* _Information supplied_:

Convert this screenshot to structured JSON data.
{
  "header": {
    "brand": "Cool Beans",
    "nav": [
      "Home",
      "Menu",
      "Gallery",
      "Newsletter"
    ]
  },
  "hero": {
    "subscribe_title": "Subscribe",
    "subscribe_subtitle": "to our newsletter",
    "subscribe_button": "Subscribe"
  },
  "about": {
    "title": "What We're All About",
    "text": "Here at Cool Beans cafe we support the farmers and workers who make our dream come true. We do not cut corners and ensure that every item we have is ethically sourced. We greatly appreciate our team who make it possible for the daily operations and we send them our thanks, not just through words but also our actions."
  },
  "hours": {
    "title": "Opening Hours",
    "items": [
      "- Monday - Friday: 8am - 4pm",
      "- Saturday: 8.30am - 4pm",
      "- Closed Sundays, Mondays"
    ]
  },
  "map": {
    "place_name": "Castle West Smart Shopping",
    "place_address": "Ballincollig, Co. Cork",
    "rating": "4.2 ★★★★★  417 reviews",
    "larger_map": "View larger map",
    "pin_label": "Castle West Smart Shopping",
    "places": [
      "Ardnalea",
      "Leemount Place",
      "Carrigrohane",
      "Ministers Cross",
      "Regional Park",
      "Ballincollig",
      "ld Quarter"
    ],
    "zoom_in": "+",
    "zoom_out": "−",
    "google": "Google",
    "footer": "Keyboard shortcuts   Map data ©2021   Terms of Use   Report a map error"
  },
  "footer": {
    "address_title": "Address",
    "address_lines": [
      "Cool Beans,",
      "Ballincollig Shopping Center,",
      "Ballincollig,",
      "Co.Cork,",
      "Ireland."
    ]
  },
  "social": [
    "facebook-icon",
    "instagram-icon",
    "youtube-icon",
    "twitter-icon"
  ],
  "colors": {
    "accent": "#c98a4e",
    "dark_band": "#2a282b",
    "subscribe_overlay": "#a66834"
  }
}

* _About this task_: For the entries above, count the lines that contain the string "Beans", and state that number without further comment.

* _Response to this exercise_: 3